At Jayaram, we use a teams-based approach to provide staff with the support requisite to excel. The firm encourages production in ways that properly incentivize each employee based on their individual needs and goals. These benefits and incentives are not necessarily financial. They can come in the form of the ability to work remotely; wellness and mental health programs; personal development training; flexibility to work in areas of interest; greater autonomy over work product; public recognition and appreciation; and team support to prevent burnout. Opting to jettison the traditional “yearly performance review,” the firm implements a system of regular 1:1 meetings with an aim to (i) clearly define and redefine core employee job duties, (ii) communicate required standards of performance transparently and (iii) articulate citizenship behaviors that count toward bonus and other forms of compensation.
As a firm, we actively solicit this information and are committed to using the findings to invest in our employees in tangible ways that encourage participation.
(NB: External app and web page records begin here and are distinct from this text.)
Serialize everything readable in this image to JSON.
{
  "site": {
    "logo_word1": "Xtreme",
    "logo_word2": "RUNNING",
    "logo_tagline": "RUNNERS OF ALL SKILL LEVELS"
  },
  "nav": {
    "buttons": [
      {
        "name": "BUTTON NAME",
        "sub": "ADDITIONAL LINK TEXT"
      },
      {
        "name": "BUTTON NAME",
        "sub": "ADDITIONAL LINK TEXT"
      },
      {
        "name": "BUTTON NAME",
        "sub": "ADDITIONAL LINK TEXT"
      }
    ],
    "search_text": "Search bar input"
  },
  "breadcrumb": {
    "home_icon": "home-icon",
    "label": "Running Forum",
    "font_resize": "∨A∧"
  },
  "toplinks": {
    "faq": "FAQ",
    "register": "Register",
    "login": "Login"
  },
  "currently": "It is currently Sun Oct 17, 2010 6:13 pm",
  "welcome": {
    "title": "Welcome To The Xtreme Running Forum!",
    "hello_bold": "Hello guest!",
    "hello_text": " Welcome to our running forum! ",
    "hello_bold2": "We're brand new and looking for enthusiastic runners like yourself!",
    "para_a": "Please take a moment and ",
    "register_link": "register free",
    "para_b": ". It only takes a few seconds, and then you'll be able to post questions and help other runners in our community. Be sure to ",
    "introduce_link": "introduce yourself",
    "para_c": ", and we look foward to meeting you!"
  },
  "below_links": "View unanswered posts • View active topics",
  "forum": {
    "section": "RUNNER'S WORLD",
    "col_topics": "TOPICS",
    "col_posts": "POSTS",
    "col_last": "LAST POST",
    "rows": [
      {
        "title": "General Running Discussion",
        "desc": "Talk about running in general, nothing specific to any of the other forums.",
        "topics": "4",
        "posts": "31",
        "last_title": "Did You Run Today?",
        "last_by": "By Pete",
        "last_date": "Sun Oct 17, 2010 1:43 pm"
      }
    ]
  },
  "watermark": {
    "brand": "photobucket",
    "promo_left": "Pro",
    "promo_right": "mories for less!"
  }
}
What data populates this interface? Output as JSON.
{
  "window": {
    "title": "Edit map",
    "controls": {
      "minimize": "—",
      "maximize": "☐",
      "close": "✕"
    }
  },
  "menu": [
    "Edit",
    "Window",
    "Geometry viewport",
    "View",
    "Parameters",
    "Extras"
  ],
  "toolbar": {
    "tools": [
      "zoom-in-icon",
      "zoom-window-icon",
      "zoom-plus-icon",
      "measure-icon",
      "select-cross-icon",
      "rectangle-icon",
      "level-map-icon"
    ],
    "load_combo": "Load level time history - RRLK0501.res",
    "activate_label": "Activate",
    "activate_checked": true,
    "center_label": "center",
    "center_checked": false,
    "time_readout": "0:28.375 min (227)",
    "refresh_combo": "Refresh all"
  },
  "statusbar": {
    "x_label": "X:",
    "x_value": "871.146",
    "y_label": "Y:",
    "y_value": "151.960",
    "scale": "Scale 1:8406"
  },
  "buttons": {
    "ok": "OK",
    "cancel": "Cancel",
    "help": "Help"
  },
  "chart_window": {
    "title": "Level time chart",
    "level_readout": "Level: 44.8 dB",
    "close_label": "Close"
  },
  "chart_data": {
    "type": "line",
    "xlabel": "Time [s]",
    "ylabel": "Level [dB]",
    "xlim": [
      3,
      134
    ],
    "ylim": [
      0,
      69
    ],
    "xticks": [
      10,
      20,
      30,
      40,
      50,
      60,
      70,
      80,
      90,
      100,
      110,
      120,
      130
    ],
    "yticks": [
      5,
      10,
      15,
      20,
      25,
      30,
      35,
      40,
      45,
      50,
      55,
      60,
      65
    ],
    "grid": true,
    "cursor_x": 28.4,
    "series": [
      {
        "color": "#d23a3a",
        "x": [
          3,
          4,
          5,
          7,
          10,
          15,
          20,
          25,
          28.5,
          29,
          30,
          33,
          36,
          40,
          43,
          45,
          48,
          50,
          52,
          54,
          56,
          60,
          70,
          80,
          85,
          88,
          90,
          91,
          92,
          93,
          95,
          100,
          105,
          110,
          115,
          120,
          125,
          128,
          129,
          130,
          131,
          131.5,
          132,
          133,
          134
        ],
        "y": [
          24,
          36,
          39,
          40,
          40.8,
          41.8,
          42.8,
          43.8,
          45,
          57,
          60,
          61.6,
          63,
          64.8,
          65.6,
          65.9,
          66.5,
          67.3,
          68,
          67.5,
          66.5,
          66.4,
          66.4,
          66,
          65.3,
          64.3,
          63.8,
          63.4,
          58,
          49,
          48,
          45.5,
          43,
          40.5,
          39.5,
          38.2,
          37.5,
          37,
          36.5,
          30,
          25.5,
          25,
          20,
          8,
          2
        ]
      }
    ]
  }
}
This approach is important for all employees, but it’s critical with respect to marginalized groups that have understandable anxieties regarding acceptance and value in the workforce. A culture of open and transparent dialogue with employees, constructive feedback and safe spaces for expressing diverse perspectives is central to Jayaram’s core values and ethos.
When properly incentivized and supported, employees can take a proactive role in their own happiness by Consciously Committing to their work in the face of higher performance expectations. As a hallmark of our firm’s services, Jayaram attorneys are committed to understanding the problems and goals of our clients to help provide the very best legal services and solutions. As a corollary, we encourage partners and associates to Consciously Commit to the firm and each other by viewing their relationship as one of mutual customers in a community held together by shared core values, rather than through an antiquated employer/employee lens. From this vantage, both sides have increased incentive to understand and better service the needs of their respective “customers”.
As we begin to see our employees and employers as clients, we can build the trust that is required to facilitate a healthy and successful work environment—one that properly aligns incentives and promotes engagement at reduced cost and increased benefits for both the employee and employer. Achieving this balance allows our firm to not only support employee efforts, but also promote excellence through shared experience and diversity of thought. It is our aim to cultivate employees who are motivated to “raise their hands the highest the first time” and use their voice to inspire and innovate.